    • Data collection processes and processing processes may have different periods and deadlines.
    • Data collection may be faster than processing e.g. collecting information about an explosion.
    • Circular or ring buffers are a mechanism for smoothing speed differences.
  • 43. Reactor data collection
    • A system collects data from a set of sensors monitoring the neutron flux from a nuclear reactor.
    • Flux data is placed in a ring buffer for later processing.
    • The ring buffer is itself implemented as a concurrent process so that the collection and processing processes may be synchronized.
  • 44. Reactor flux monitoring
  • 45. A ring buffer
  • 46. Mutual exclusion
    • Producer processes collect data and add it to the buffer. Consumer processes take data from the buffer and make elements available
    • Producer and consumer processes must be mutually excluded from accessing the same element.
    • The buffer must stop producer processes adding information to a full buffer and consumer processes trying to take information from an empty buffer.
  • 47. Java implementation of a ring buffer 1

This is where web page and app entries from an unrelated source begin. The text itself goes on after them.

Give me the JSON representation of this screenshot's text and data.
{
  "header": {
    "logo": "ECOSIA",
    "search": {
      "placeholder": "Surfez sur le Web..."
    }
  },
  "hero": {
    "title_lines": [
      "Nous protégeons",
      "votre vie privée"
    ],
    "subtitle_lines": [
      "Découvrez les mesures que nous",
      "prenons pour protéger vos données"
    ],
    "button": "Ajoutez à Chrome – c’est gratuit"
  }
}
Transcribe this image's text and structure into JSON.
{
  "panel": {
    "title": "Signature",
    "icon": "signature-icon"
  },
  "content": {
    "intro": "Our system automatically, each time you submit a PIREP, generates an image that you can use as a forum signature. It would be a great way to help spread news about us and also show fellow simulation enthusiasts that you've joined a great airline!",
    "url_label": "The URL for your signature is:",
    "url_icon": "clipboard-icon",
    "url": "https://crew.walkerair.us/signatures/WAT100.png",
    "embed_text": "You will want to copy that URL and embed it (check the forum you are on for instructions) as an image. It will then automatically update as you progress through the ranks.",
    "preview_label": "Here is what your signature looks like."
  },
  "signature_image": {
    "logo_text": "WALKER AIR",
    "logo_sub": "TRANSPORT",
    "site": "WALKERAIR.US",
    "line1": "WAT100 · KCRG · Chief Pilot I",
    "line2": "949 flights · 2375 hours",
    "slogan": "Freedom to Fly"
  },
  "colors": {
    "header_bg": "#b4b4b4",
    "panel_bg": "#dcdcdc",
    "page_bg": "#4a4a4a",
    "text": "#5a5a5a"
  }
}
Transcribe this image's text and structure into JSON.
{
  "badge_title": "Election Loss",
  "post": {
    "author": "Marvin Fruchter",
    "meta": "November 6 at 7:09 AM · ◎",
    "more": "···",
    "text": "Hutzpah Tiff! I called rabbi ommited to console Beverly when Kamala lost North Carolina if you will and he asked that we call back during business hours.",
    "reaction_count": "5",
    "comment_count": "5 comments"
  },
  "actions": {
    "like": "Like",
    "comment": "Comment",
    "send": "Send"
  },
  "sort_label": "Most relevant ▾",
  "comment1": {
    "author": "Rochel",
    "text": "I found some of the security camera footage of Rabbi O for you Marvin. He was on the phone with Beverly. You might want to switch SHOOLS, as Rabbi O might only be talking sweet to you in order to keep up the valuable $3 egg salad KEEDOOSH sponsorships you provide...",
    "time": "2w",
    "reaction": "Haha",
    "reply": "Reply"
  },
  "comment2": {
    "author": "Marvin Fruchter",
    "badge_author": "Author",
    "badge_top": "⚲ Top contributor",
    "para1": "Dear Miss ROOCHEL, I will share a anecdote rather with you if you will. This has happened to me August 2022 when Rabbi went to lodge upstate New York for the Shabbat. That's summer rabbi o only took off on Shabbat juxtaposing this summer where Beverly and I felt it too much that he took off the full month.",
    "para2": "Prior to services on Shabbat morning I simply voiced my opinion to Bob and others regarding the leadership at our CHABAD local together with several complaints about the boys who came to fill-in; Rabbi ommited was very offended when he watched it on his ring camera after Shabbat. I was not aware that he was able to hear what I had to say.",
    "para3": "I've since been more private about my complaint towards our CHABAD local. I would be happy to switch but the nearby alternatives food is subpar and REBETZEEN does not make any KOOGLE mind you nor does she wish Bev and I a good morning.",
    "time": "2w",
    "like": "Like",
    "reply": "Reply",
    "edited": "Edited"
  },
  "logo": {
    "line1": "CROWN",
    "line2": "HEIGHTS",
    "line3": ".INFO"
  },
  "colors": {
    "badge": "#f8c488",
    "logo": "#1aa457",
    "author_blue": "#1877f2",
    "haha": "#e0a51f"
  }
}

  • 48. Java implementation of a ring buffer 2
  • 49. Key points
    • Real-time system correctness depends not just on what the system does but also on how fast it reacts
    • A general RT system model involves associating processes with sensors and actuators
    • Real-time systems architectures are usually designed as a number of concurrent processes
  • 50. Key points
    • Real-time executives are responsible for process and resource management.
    • Monitoring and control systems poll sensors and send control signal to actuators
    • Data acquisition systems are usually organised according to a producer consumer model
    • Java has facilities for supporting concurrency but is not suitable for the development of time-critical systems